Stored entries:
——
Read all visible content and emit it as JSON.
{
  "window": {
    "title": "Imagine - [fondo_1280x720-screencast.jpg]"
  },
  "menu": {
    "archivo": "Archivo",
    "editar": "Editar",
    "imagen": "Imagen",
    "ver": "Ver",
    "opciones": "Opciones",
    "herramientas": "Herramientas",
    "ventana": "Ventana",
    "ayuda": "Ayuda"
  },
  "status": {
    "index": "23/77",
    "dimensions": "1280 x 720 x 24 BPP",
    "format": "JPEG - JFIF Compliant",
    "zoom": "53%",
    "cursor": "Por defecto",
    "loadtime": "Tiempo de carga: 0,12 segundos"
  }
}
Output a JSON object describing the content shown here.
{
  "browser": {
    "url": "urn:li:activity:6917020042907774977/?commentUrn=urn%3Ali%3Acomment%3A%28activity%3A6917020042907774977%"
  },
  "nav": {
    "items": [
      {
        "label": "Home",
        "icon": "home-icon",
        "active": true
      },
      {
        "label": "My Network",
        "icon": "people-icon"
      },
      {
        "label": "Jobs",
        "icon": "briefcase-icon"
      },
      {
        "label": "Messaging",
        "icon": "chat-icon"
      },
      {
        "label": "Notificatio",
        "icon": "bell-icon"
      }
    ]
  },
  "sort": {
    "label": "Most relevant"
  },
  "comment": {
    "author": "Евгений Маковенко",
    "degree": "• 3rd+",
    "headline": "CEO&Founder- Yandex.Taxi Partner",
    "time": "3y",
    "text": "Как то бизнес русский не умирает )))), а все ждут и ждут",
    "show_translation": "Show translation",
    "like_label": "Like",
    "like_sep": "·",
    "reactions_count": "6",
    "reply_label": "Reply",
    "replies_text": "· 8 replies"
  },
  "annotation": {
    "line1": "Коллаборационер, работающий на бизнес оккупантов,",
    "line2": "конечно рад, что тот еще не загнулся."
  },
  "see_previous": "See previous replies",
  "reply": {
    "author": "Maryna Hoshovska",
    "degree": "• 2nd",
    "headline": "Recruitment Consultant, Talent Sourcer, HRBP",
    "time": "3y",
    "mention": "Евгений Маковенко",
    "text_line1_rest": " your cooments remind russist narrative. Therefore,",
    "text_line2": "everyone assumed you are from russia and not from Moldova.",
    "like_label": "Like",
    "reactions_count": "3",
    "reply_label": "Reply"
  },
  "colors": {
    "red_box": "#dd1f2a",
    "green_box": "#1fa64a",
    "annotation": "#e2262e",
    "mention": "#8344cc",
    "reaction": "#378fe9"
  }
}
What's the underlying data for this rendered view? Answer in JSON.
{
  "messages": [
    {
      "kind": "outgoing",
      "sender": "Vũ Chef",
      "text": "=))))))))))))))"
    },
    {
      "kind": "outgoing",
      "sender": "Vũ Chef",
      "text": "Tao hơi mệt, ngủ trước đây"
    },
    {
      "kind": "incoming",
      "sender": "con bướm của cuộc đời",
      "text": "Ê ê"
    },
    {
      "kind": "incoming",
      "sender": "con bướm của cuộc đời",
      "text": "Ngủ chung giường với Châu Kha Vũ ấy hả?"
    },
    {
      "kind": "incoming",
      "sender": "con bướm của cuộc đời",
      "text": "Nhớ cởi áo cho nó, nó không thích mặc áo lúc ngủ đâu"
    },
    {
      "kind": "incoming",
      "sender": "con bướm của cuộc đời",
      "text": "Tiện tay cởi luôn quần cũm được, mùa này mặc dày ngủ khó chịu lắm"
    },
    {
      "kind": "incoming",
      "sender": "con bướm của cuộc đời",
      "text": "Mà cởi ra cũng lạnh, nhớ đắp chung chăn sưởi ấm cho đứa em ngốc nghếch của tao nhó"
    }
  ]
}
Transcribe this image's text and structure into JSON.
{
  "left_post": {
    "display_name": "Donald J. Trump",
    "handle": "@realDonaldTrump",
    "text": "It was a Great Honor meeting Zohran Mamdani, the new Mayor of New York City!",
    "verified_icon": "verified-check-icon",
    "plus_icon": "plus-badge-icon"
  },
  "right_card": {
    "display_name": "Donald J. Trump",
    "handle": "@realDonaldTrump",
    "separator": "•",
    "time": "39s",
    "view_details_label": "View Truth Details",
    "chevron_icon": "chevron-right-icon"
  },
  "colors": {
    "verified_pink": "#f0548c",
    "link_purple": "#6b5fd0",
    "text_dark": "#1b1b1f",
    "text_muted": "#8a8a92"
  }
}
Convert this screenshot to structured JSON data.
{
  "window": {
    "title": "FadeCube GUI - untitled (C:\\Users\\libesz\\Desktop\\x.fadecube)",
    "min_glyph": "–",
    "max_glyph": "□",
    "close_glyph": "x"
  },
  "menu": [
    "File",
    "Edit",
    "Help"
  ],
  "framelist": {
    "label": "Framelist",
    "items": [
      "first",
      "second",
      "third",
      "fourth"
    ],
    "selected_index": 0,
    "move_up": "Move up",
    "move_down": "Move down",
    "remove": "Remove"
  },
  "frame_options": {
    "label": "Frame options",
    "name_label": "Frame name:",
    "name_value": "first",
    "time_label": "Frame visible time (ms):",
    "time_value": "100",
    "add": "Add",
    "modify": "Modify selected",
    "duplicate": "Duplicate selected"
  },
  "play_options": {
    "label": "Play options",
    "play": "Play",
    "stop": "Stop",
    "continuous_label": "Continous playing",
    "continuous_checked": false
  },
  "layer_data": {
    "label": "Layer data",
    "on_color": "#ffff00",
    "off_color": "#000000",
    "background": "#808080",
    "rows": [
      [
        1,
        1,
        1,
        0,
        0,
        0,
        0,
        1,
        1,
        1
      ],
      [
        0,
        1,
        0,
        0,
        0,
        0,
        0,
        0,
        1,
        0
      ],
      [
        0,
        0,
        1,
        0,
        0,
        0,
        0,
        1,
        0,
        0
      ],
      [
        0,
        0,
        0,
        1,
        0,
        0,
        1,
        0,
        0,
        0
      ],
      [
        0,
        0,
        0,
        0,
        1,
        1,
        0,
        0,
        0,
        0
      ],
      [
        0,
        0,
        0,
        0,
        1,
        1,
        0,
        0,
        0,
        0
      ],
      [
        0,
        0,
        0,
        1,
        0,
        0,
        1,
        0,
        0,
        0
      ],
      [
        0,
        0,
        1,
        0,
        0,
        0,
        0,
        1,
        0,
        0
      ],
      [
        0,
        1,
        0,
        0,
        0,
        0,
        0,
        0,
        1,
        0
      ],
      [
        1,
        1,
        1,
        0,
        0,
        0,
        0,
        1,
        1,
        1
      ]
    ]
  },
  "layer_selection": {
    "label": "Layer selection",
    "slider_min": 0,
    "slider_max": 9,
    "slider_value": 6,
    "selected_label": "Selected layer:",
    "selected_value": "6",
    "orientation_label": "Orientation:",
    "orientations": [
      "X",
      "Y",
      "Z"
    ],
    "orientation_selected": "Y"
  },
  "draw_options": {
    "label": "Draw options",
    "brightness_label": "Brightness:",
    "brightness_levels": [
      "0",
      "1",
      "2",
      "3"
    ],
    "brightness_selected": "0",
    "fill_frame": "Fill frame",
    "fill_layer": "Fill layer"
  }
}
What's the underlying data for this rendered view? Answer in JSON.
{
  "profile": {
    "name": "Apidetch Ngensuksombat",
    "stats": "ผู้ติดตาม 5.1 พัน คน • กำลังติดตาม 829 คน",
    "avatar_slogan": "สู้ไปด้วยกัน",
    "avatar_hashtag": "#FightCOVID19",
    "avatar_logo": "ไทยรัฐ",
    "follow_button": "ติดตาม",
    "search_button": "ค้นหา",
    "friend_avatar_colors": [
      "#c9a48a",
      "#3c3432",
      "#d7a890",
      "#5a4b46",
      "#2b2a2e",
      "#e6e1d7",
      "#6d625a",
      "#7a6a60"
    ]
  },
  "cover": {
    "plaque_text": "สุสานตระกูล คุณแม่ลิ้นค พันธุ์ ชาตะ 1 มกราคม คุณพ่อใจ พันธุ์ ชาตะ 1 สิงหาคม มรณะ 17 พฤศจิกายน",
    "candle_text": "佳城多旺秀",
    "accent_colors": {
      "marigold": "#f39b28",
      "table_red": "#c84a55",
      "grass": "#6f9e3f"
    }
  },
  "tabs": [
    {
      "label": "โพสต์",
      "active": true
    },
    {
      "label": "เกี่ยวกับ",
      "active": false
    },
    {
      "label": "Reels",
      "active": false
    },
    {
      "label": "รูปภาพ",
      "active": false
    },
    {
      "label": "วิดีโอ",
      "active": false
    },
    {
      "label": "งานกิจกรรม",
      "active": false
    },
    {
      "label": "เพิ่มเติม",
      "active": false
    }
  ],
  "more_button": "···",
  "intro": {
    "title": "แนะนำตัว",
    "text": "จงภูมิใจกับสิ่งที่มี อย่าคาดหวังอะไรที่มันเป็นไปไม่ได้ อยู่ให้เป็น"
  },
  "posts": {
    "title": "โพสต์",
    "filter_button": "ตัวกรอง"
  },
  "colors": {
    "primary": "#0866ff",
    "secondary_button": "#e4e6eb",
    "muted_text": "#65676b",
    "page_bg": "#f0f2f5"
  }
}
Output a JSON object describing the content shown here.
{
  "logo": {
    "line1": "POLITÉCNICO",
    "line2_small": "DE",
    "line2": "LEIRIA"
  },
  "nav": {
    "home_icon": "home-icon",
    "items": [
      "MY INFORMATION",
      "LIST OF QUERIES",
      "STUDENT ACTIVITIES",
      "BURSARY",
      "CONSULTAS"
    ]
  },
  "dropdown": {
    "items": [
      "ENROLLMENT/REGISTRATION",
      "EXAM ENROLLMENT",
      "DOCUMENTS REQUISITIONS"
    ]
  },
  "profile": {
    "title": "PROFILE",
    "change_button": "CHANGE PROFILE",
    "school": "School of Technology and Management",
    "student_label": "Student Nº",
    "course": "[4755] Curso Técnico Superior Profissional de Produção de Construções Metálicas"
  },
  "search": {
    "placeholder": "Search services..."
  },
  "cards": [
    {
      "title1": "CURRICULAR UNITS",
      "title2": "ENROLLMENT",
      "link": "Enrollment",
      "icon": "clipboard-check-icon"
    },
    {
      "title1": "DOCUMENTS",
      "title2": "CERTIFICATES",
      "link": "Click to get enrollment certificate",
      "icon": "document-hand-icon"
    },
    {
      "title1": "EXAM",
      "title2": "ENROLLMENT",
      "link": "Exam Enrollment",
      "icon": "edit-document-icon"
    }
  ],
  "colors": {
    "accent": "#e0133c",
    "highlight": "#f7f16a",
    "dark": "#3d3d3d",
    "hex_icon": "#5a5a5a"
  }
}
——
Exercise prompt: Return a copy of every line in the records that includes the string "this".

Exercise result:
What's the underlying data for this rendered view? Answer in JSON.
Transcribe this image's text and structure into JSON.
Convert this screenshot to structured JSON data.
What's the underlying data for this rendered view? Answer in JSON.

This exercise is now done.